While in Maasailand I hope to interview some Maasai women and feature each of them on The Bucks Underground Railroad during March–Women’s History Month. Susan is the first of five.
My initial meeting of Susan is in May 2005. She, along with Daniel Salau Rogei are special guests at a Meet and Greet in Peace Valley Park hosted by Phyllis Eckelmeyer. It’s at this event I purchase my first piece of Maasai jewelry. Susan doesn’t speak a word as she snaps the bracelet around my wrist. Nine years later, that quiet demeanor I witness blossoms into a confident and knowledgeable woman–born from her experiences of speaking in front of hundreds of people about her Maasai culture.
Beaded jewelry becomes the means by which Maasai women form their own micro-finance company: Olorien/SIMOO. Susan’s compound is the meeting place where as many as thirty women regularly gather to create traditional and contemporary pieces of jewelry. In addition to the income from their jewelry sales the women raise chickens to sell eggs at the market. Extra vegetables are also sold at market. Now when Susan travels to Bucks County she brings jewelry created by women from the co-op. She keeps a ledger of all sales so that the money can be returned to each specific woman.
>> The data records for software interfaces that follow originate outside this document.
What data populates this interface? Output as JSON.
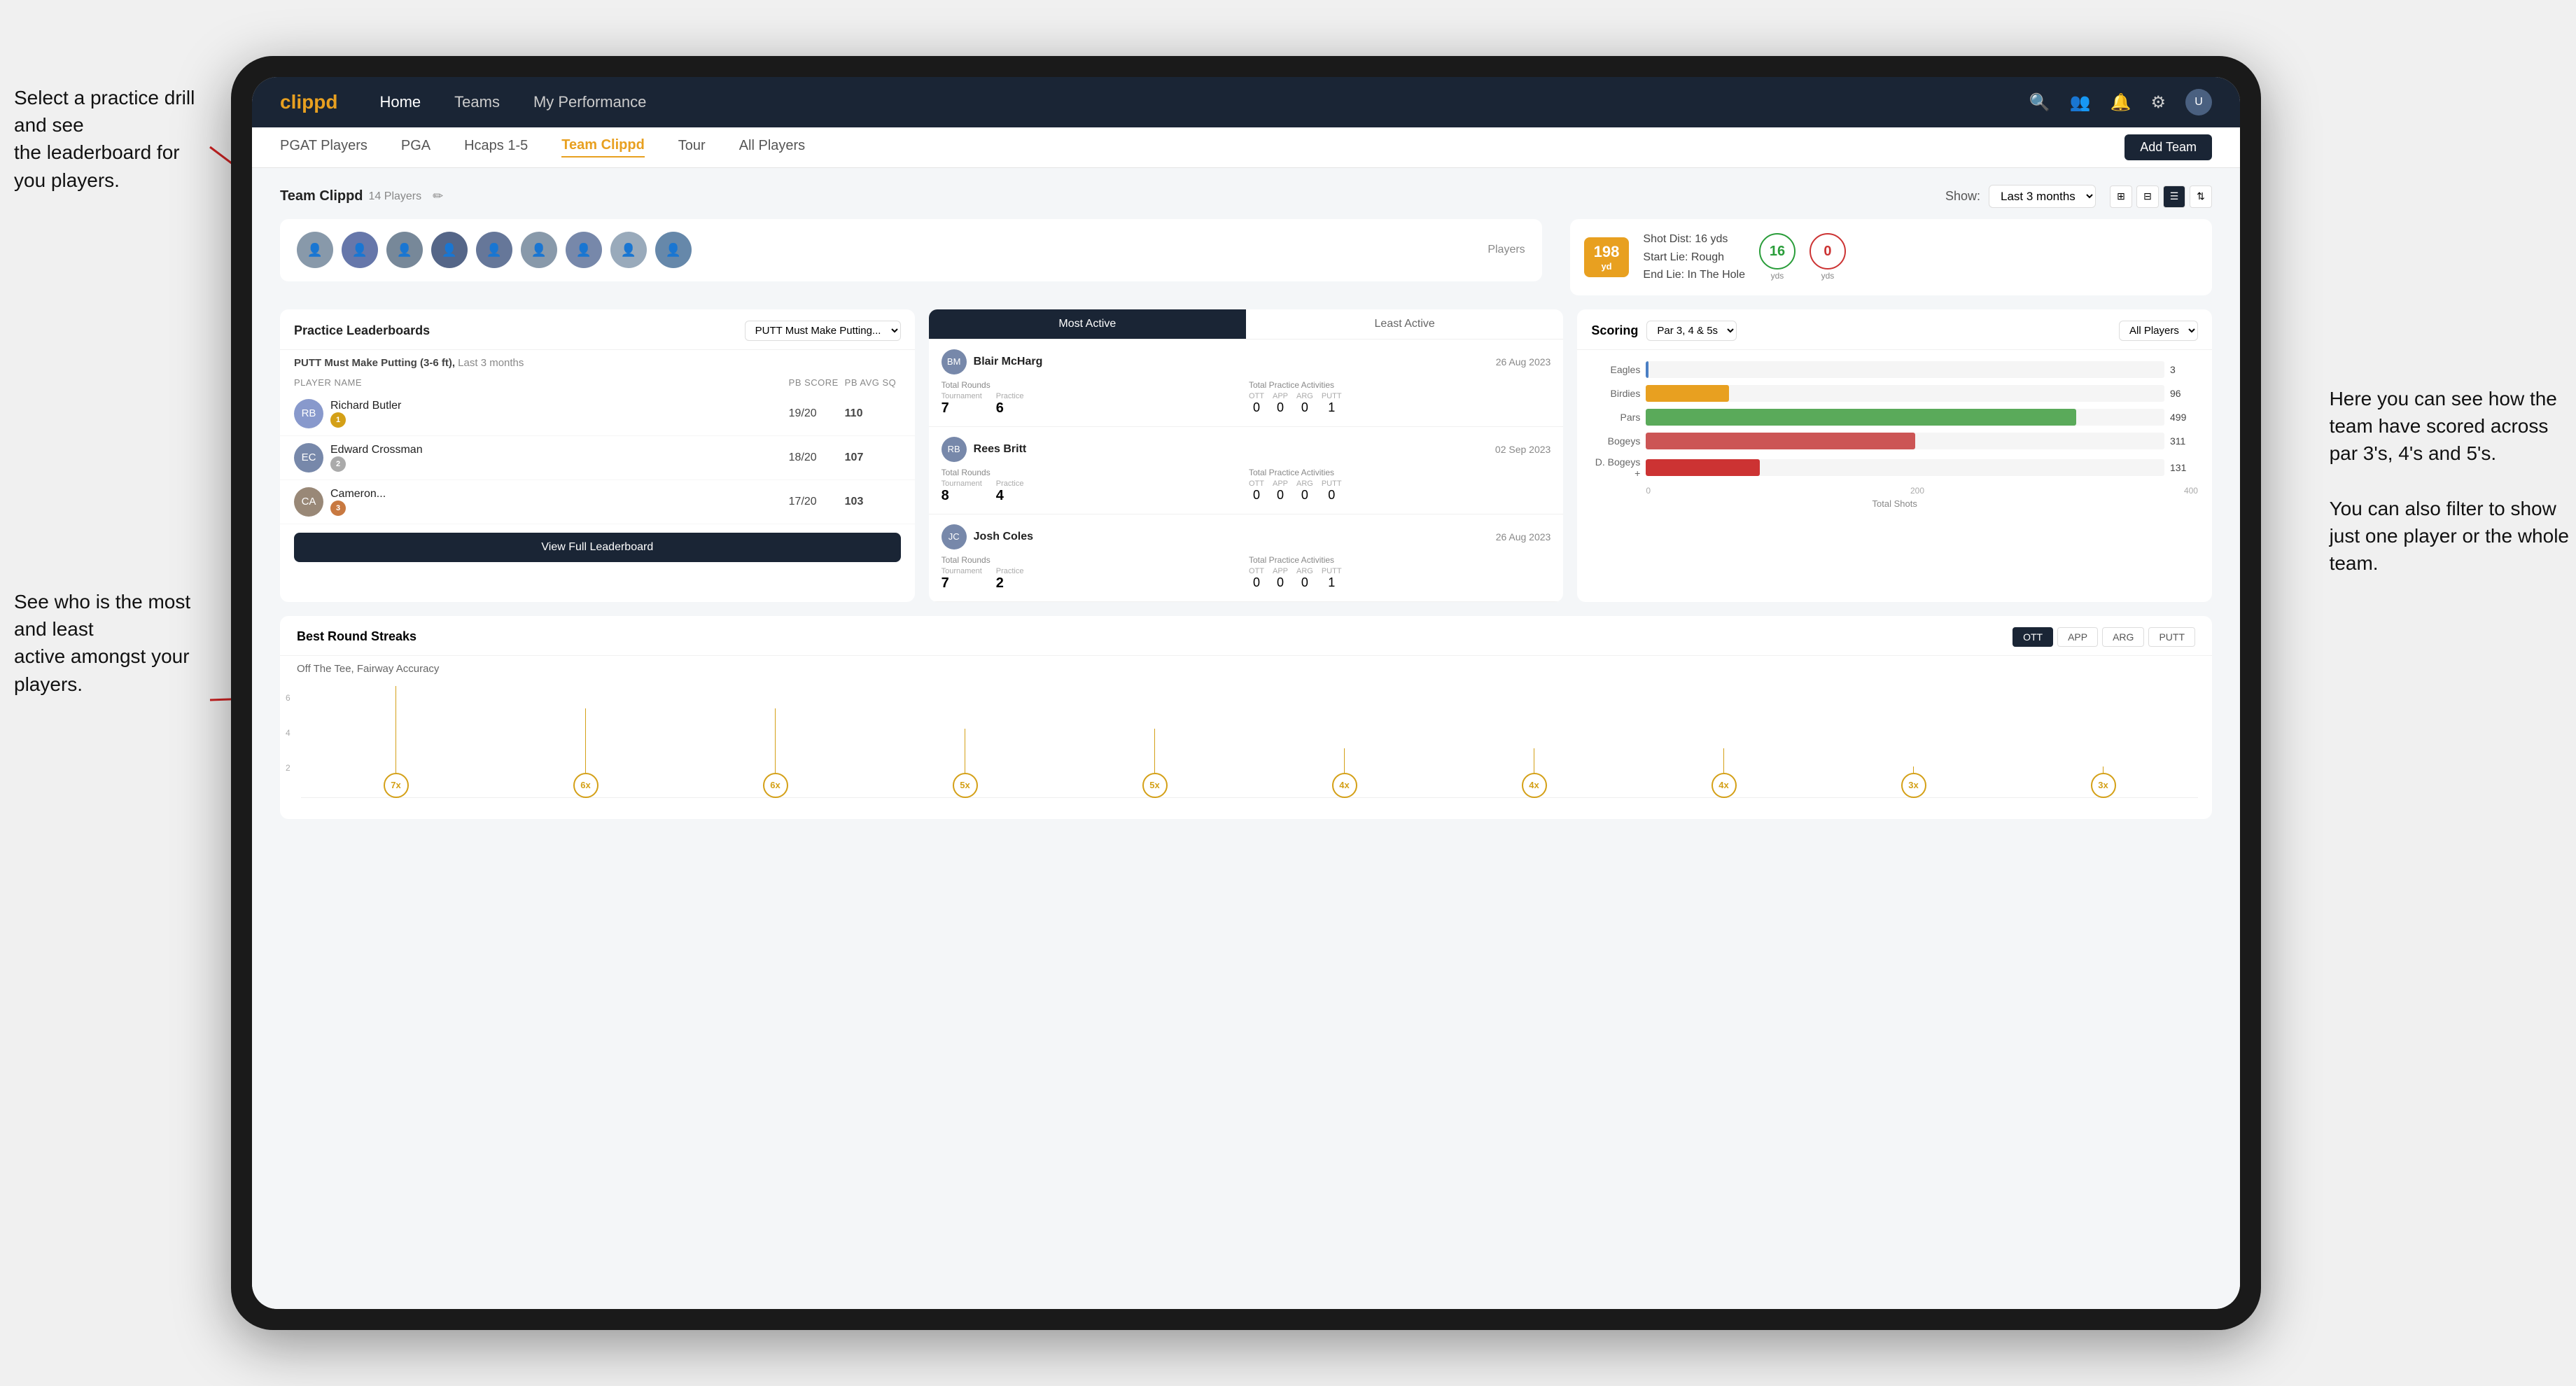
{
  "annotations": {
    "top_left": "Select a practice drill and see\nthe leaderboard for you players.",
    "bottom_left": "See who is the most and least\nactive amongst your players.",
    "right": "Here you can see how the\nteam have scored across\npar 3's, 4's and 5's.\n\nYou can also filter to show\njust one player or the whole\nteam."
  },
  "navbar": {
    "logo": "clippd",
    "links": [
      "Home",
      "Teams",
      "My Performance"
    ],
    "icons": [
      "search",
      "people",
      "bell",
      "settings",
      "user"
    ]
  },
  "subnav": {
    "items": [
      "PGAT Players",
      "PGA",
      "Hcaps 1-5",
      "Team Clippd",
      "Tour",
      "All Players"
    ],
    "active": "Team Clippd",
    "add_button": "Add Team"
  },
  "team_header": {
    "title": "Team Clippd",
    "player_count": "14 Players",
    "show_label": "Show:",
    "show_value": "Last 3 months",
    "view_modes": [
      "grid-2",
      "grid-3",
      "list",
      "filter"
    ]
  },
  "players_label": "Players",
  "shot_info": {
    "distance": "198",
    "unit": "yd",
    "shot_dist_label": "Shot Dist: 16 yds",
    "start_lie_label": "Start Lie: Rough",
    "end_lie_label": "End Lie: In The Hole",
    "yards_start": "16",
    "yards_start_unit": "yds",
    "yards_end": "0",
    "yards_end_unit": "yds"
  },
  "practice_leaderboard": {
    "title": "Practice Leaderboards",
    "drill": "PUTT Must Make Putting...",
    "subtitle": "PUTT Must Make Putting (3-6 ft),",
    "period": "Last 3 months",
    "headers": [
      "PLAYER NAME",
      "PB SCORE",
      "PB AVG SQ"
    ],
    "players": [
      {
        "name": "Richard Butler",
        "score": "19/20",
        "avg": "110",
        "badge": "gold",
        "badge_num": "1"
      },
      {
        "name": "Edward Crossman",
        "score": "18/20",
        "avg": "107",
        "badge": "silver",
        "badge_num": "2"
      },
      {
        "name": "Cameron...",
        "score": "17/20",
        "avg": "103",
        "badge": "bronze",
        "badge_num": "3"
      }
    ],
    "view_full_button": "View Full Leaderboard"
  },
  "active_players": {
    "tabs": [
      "Most Active",
      "Least Active"
    ],
    "active_tab": "Most Active",
    "players": [
      {
        "name": "Blair McHarg",
        "date": "26 Aug 2023",
        "total_rounds_label": "Total Rounds",
        "tournament": "7",
        "practice": "6",
        "practice_activities_label": "Total Practice Activities",
        "ott": "0",
        "app": "0",
        "arg": "0",
        "putt": "1"
      },
      {
        "name": "Rees Britt",
        "date": "02 Sep 2023",
        "total_rounds_label": "Total Rounds",
        "tournament": "8",
        "practice": "4",
        "practice_activities_label": "Total Practice Activities",
        "ott": "0",
        "app": "0",
        "arg": "0",
        "putt": "0"
      },
      {
        "name": "Josh Coles",
        "date": "26 Aug 2023",
        "total_rounds_label": "Total Rounds",
        "tournament": "7",
        "practice": "2",
        "practice_activities_label": "Total Practice Activities",
        "ott": "0",
        "app": "0",
        "arg": "0",
        "putt": "1"
      }
    ]
  },
  "scoring": {
    "title": "Scoring",
    "filter": "Par 3, 4 & 5s",
    "all_players": "All Players",
    "bars": [
      {
        "label": "Eagles",
        "value": 3,
        "max": 600,
        "color": "bar-eagles"
      },
      {
        "label": "Birdies",
        "value": 96,
        "max": 600,
        "color": "bar-birdies"
      },
      {
        "label": "Pars",
        "value": 499,
        "max": 600,
        "color": "bar-pars"
      },
      {
        "label": "Bogeys",
        "value": 311,
        "max": 600,
        "color": "bar-bogeys"
      },
      {
        "label": "D. Bogeys +",
        "value": 131,
        "max": 600,
        "color": "bar-doublebogeys"
      }
    ],
    "x_axis": [
      "0",
      "200",
      "400"
    ],
    "total_shots_label": "Total Shots"
  },
  "streaks": {
    "title": "Best Round Streaks",
    "subtitle": "Off The Tee, Fairway Accuracy",
    "filters": [
      "OTT",
      "APP",
      "ARG",
      "PUTT"
    ],
    "active_filter": "OTT",
    "points": [
      {
        "multiplier": "7x",
        "height": 140
      },
      {
        "multiplier": "6x",
        "height": 115
      },
      {
        "multiplier": "6x",
        "height": 115
      },
      {
        "multiplier": "5x",
        "height": 90
      },
      {
        "multiplier": "5x",
        "height": 90
      },
      {
        "multiplier": "4x",
        "height": 68
      },
      {
        "multiplier": "4x",
        "height": 68
      },
      {
        "multiplier": "4x",
        "height": 68
      },
      {
        "multiplier": "3x",
        "height": 46
      },
      {
        "multiplier": "3x",
        "height": 46
      }
    ],
    "y_labels": [
      "6",
      "4",
      "2"
    ]
  }
}
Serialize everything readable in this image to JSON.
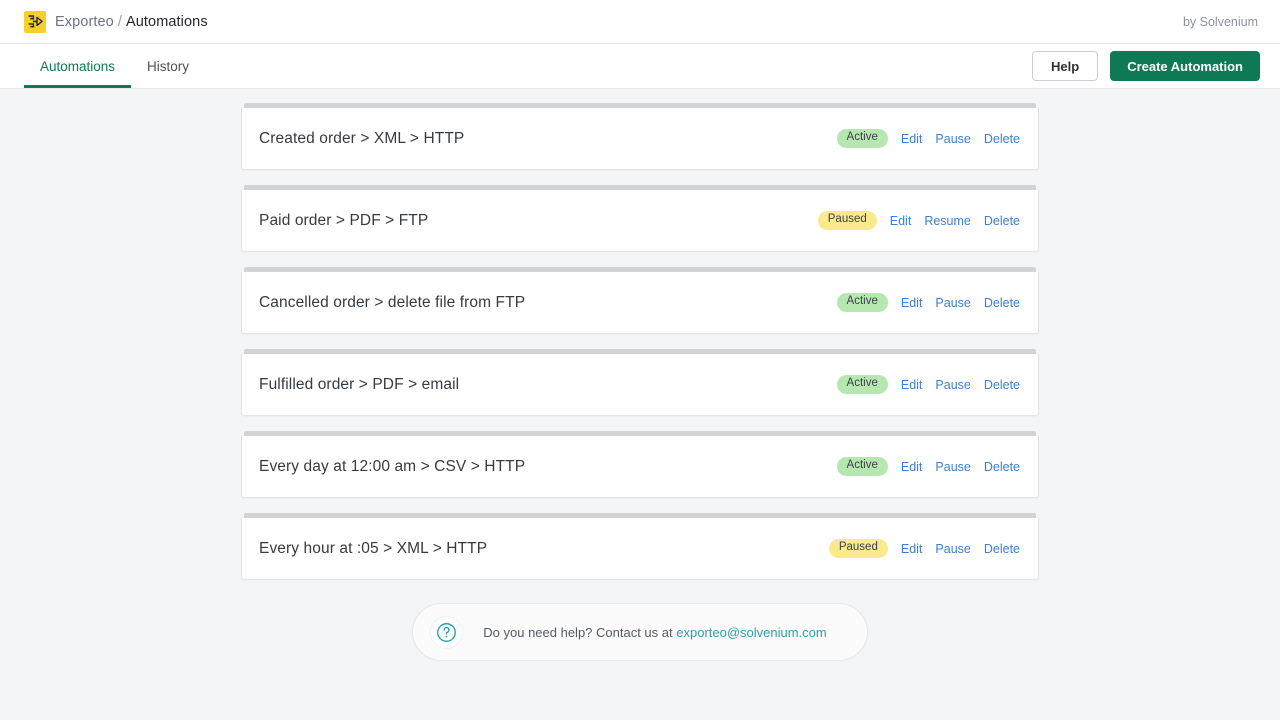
{
  "header": {
    "logo_icon": "exporteo-flow-logo-icon",
    "app_name": "Exporteo",
    "separator": "/",
    "section": "Automations",
    "byline": "by Solvenium"
  },
  "nav": {
    "tabs": [
      {
        "label": "Automations",
        "active": true
      },
      {
        "label": "History",
        "active": false
      }
    ],
    "help_label": "Help",
    "create_label": "Create Automation"
  },
  "automations": [
    {
      "title": "Created order > XML > HTTP",
      "status": "Active",
      "status_kind": "active",
      "edit": "Edit",
      "toggle": "Pause",
      "delete": "Delete"
    },
    {
      "title": "Paid order > PDF > FTP",
      "status": "Paused",
      "status_kind": "paused",
      "edit": "Edit",
      "toggle": "Resume",
      "delete": "Delete"
    },
    {
      "title": "Cancelled order > delete file from FTP",
      "status": "Active",
      "status_kind": "active",
      "edit": "Edit",
      "toggle": "Pause",
      "delete": "Delete"
    },
    {
      "title": "Fulfilled order > PDF > email",
      "status": "Active",
      "status_kind": "active",
      "edit": "Edit",
      "toggle": "Pause",
      "delete": "Delete"
    },
    {
      "title": "Every day at 12:00 am > CSV > HTTP",
      "status": "Active",
      "status_kind": "active",
      "edit": "Edit",
      "toggle": "Pause",
      "delete": "Delete"
    },
    {
      "title": "Every hour at :05 > XML > HTTP",
      "status": "Paused",
      "status_kind": "paused",
      "edit": "Edit",
      "toggle": "Pause",
      "delete": "Delete"
    }
  ],
  "help_footer": {
    "icon": "question-mark-circle-icon",
    "text": "Do you need help? Contact us at ",
    "email": "exporteo@solvenium.com"
  },
  "colors": {
    "brand_green": "#0d7a55",
    "logo_yellow": "#f5cf2b",
    "badge_active": "#b6e7b0",
    "badge_paused": "#fae98d",
    "link_blue": "#3c7fd4",
    "email_teal": "#2e9fb0",
    "page_bg": "#f4f5f7"
  }
}
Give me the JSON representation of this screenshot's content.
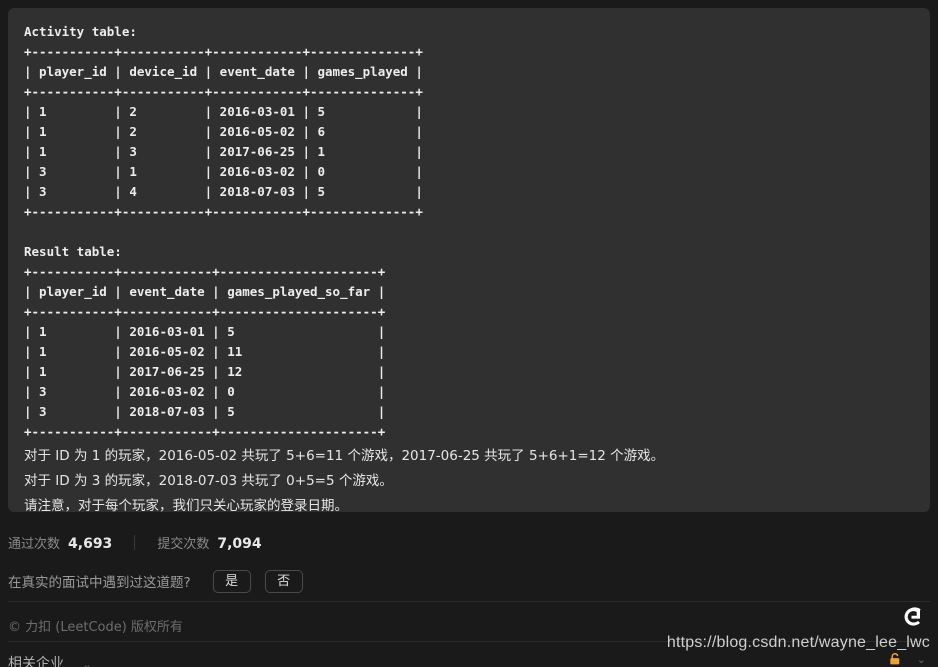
{
  "code_panel": {
    "activity_table_title": "Activity table:",
    "activity_table_text": "Activity table:\n+-----------+-----------+------------+--------------+\n| player_id | device_id | event_date | games_played |\n+-----------+-----------+------------+--------------+\n| 1         | 2         | 2016-03-01 | 5            |\n| 1         | 2         | 2016-05-02 | 6            |\n| 1         | 3         | 2017-06-25 | 1            |\n| 3         | 1         | 2016-03-02 | 0            |\n| 3         | 4         | 2018-07-03 | 5            |\n+-----------+-----------+------------+--------------+",
    "result_table_text": "Result table:\n+-----------+------------+---------------------+\n| player_id | event_date | games_played_so_far |\n+-----------+------------+---------------------+\n| 1         | 2016-03-01 | 5                   |\n| 1         | 2016-05-02 | 11                  |\n| 1         | 2017-06-25 | 12                  |\n| 3         | 2016-03-02 | 0                   |\n| 3         | 2018-07-03 | 5                   |\n+-----------+------------+---------------------+",
    "activity_table": {
      "headers": [
        "player_id",
        "device_id",
        "event_date",
        "games_played"
      ],
      "rows": [
        [
          "1",
          "2",
          "2016-03-01",
          "5"
        ],
        [
          "1",
          "2",
          "2016-05-02",
          "6"
        ],
        [
          "1",
          "3",
          "2017-06-25",
          "1"
        ],
        [
          "3",
          "1",
          "2016-03-02",
          "0"
        ],
        [
          "3",
          "4",
          "2018-07-03",
          "5"
        ]
      ]
    },
    "result_table": {
      "title": "Result table:",
      "headers": [
        "player_id",
        "event_date",
        "games_played_so_far"
      ],
      "rows": [
        [
          "1",
          "2016-03-01",
          "5"
        ],
        [
          "1",
          "2016-05-02",
          "11"
        ],
        [
          "1",
          "2017-06-25",
          "12"
        ],
        [
          "3",
          "2016-03-02",
          "0"
        ],
        [
          "3",
          "2018-07-03",
          "5"
        ]
      ]
    },
    "explanation_lines": [
      "对于 ID 为 1 的玩家，2016-05-02 共玩了 5+6=11 个游戏，2017-06-25 共玩了 5+6+1=12 个游戏。",
      "对于 ID 为 3 的玩家，2018-07-03 共玩了 0+5=5 个游戏。",
      "请注意，对于每个玩家，我们只关心玩家的登录日期。"
    ]
  },
  "stats": {
    "accepted_label": "通过次数",
    "accepted_value": "4,693",
    "submissions_label": "提交次数",
    "submissions_value": "7,094"
  },
  "interview": {
    "question": "在真实的面试中遇到过这道题?",
    "yes_label": "是",
    "no_label": "否"
  },
  "footer": {
    "copyright": "© 力扣 (LeetCode) 版权所有",
    "related_companies": "相关企业",
    "caret": "⌄"
  },
  "watermark": {
    "url": "https://blog.csdn.net/wayne_lee_lwc",
    "logo_name": "csdn-logo",
    "lock_name": "lock-icon"
  },
  "colors": {
    "page_bg": "#1a1a1a",
    "panel_bg": "#303030",
    "code_text": "#ededed",
    "muted_text": "#8a8a8a",
    "lock_orange": "#e8a33d"
  }
}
Olorien also partners with HairZing, an American company owned by Francesca Kuglen and Hollie Montgomery. The women support female crafters in developing countries by offering their products for sale on Hairzing’s website. The partnership with Olorien becomes more solid in 2008 and 2009 when the two executives travel to Kenya in order to meet with the women and assist them in ways to improve the marketing of their jewelry.
We at MCEP were aware that Susan traveled to Washington DC last June; but we had no details. Now as I interview her and ask about her 2014 visit, there’s a backstory to her representing the Maasai culture from the Olosho oibor village at the Smithsonian Festival 2014.
“For forty-eight years, the Smithsonian Folklife Festival has gathered people from around the globe on the National Mall to celebrate the best of the human spirit.”
So begins the introduction on the Festival’s 2014 website about this event. Kenya and China will be the featured Nations where their cultures of “… song and story, movement and craft in tow, exemplars of traditional genres demonstrate practices that continue to resonate in our modern world.” This picture is of the Kenyan and Chinese participants also from the 2014 Smithsonian Festival’s website.
Susan’s adventure begins when a Kajiado County Cultural Coordinator (the County where Olosho oibor is located) comes to interview the singing group in her village. Susan is a member of this group and they are one of three Maasai singing groups from different regions that will be interviewed. All the singers travel to Nairobi for a second audition at the Sports and Culture House. As each singer is interviewed individually, Susan’s responses are noticed. They ask about the jewelry she wears and she thoroughly describes the meaning of the colors and designs.
Susan is asked to return to Nairobi, minus the singing group. She is asked to talk about aspects of her Maasai culture. She describes her jewelry, the tasks of building manyattas and Maasai wedding ceremonies. She shines brighter than the brightest star in the dark Kenyan sky! Her multiple travels to Bucks County are proof of what results after speaking many times before hundreds of students and academics at schools or colleges, and to professionals at organizations. These life experiences of her visits to America as well as her ability to speak distinctive English and having a valid Visa are the perfect resume that eventually take her to the 2014 Smithsonian Festival.
Susan speaks warmly about her two weeks in America. The Festival ran from June 22 until July 7. Each day from 11 a.m. until 5 p.m. she joins other Maasai on the Mall surrounding the reflecting pond. Each of the Maasai are sheltered in a separate tent and available to describe their unique cultural knowledge to tourists. Other Maasai representing their culture at the Festival include a woman and man storyteller, a musician, a carving artist, a weaver and a hair braider. The participants enjoy an outing to Williamsburg and when I tease Susan by asking if ‘room service’ was most fun, she giggles instead of answering my question. She keeps in touch by cell phone with the hair braider–having made a lasting friend from her trip to America.
Susan and Francis’ two sons Ezekiel and Amos mentioned in my previous post, The Compound in Olosho Oibor Village are continuing their education–one at a prestigious boarding school, the other in his first year of college. They represent the next generation that will continue the legacy of their Maasai culture.